Field and Youth Day events

In order to introduce the practical use of new agricultural technologies and techniques to the Zambian farming community, AKTC conducts special events such as field and youth day events once every year. Our field days mainly target the overall farming community around Zambia whereas the youth day events target the young emerging farmers who come together to share related knowledge.

On the other hand, the mechanised conservation agriculture, also known as the Climate Adapted Farming Methods (CAFM) research seeks to develop efficient and climate smart farming methods that could help farmers to withstand the adverse effects of climate change. This research is being conducted by a Ph.D. Candidate from the University of Hohenheim (Germany) in collaboration with the University of Zambia (UNZA).

In order to find out which land preparation method is economically viable as well as resilient to climate change, three (3) different land preparation methods are compared. These included discing, ripping and direct seeding on repetitive plots of the 27ha dry land. The focus crops of the research planted under these tillage methods are maize, soya beans and some cover crops (pigeon millet, sun hemp and sunflower). This research is ongoing and will be reconducted for 2-3 farming seasons, in order to come up with tangible results that will help in addressing effects of climate change in the Zambian context.

To publicise results of our research findings, field days and demonstrations are hosted at certain stages of the research activity. Farmers, field extension officers and agricultural learning institutions are invited to witness the findings. The first findings of the CAFM research have so far been published to the farming community around.

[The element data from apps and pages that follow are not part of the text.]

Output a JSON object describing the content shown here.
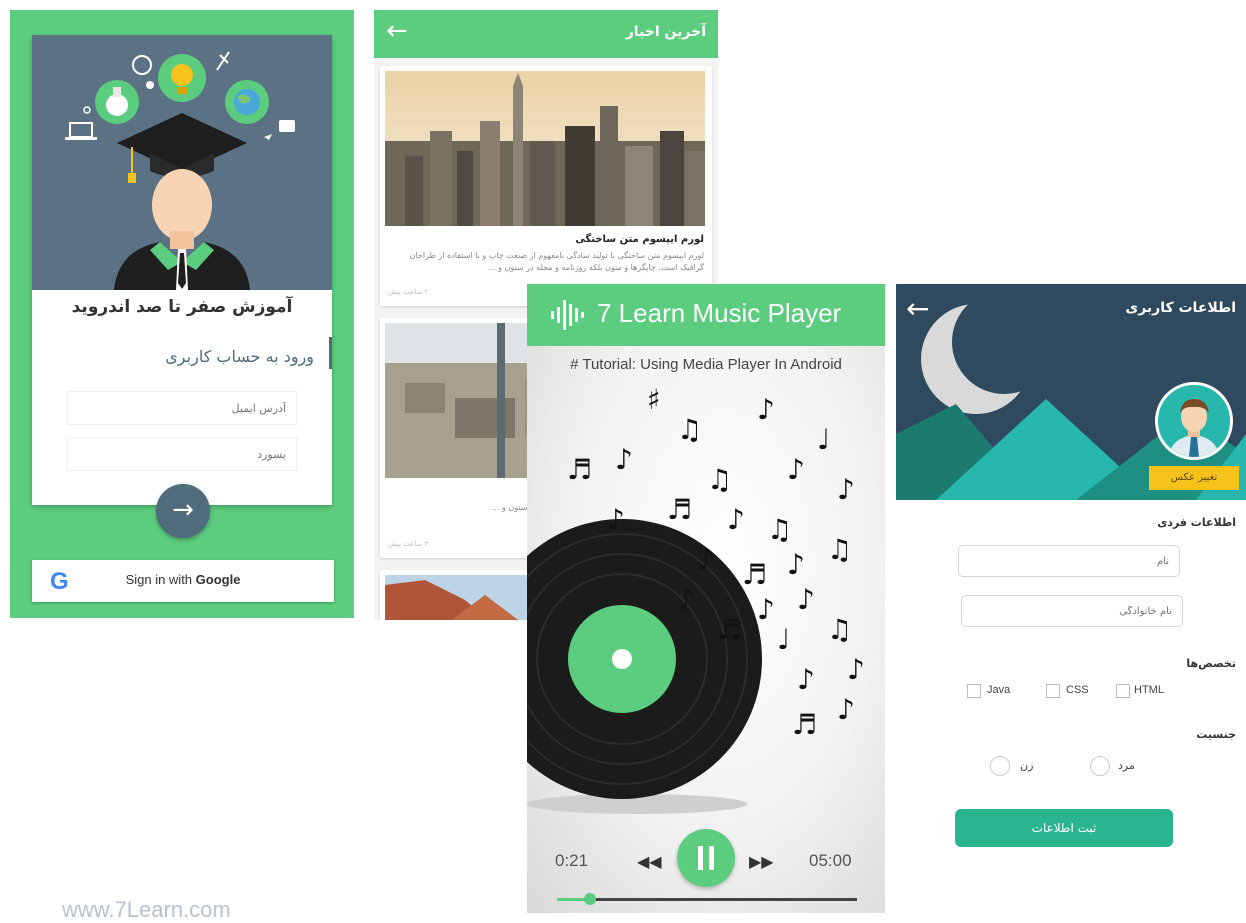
{
  "login": {
    "app_title": "آموزش صفر تا صد اندروید",
    "login_title": "ورود به حساب کاربری",
    "email_placeholder": "آدرس ایمیل",
    "password_placeholder": "پسورد",
    "google_letter": "G",
    "google_text_prefix": "Sign in with ",
    "google_text_brand": "Google"
  },
  "news": {
    "title": "آخرین اخبار",
    "items": [
      {
        "title": "لورم ایپسوم متن ساختگی",
        "body": "لورم ایپسوم متن ساختگی با تولید سادگی نامفهوم از صنعت چاپ و با استفاده از طراحان گرافیک است. چاپگرها و متون بلکه روزنامه و مجله در ستون و ...",
        "time": "۲ ساعت پیش"
      },
      {
        "title": "",
        "body": "هوم از صنعت چاپ و با استفاده ه روزنامه و مجله در ستون و ...",
        "time": "۳ ساعت پیش"
      }
    ]
  },
  "music": {
    "title": "7 Learn Music Player",
    "subtitle": "# Tutorial: Using Media Player In Android",
    "current_time": "0:21",
    "total_time": "05:00",
    "progress": 0.11
  },
  "profile": {
    "title": "اطلاعات کاربری",
    "change_photo": "تغییر عکس",
    "personal_section": "اطلاعات فردی",
    "first_name_placeholder": "نام",
    "last_name_placeholder": "نام خانوادگی",
    "skills_section": "تخصص‌ها",
    "skills": [
      "HTML",
      "CSS",
      "Java"
    ],
    "gender_section": "جنسیت",
    "genders": [
      "مرد",
      "زن"
    ],
    "submit": "ثبت اطلاعات"
  },
  "footer_url": "www.7Learn.com",
  "colors": {
    "primary": "#5ccd7e",
    "slate": "#4f6b7c",
    "navy": "#2f4a5f",
    "teal": "#2ab58f",
    "yellow": "#f7c21a"
  }
}
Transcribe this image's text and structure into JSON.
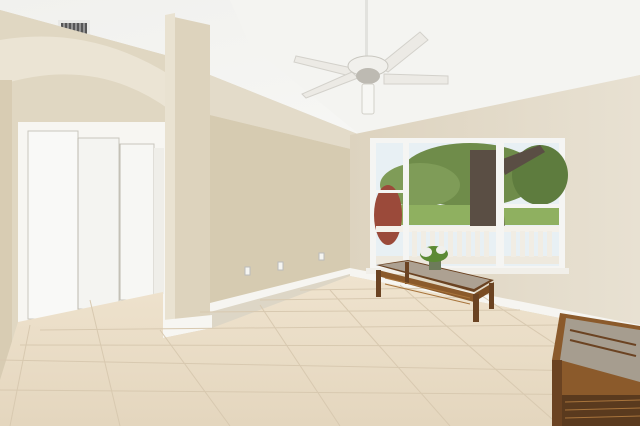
{
  "scene": {
    "description_type": "interior-room-photo",
    "colors": {
      "ceiling": "#f3f2ee",
      "wall_left": "#ddd3bd",
      "wall_center": "#d9cfb6",
      "wall_right": "#e2dac8",
      "floor": "#ece0cb",
      "trim": "#f7f6f2",
      "door": "#f9f9f7",
      "wood": "#8b5a2b",
      "glass": "#b8b2a6",
      "sky": "#e8f0f4",
      "foliage": "#6f8c4a",
      "trunk": "#5a4e44"
    },
    "icons": {
      "fan": "ceiling-fan-icon",
      "vent": "air-vent-icon"
    }
  }
}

With such activities, farmers are able to compare ongoing research trials versus farmers’ practices.
Farmers interested in the findings of our ongoing research activities can visit our website on to obtain conclusive results.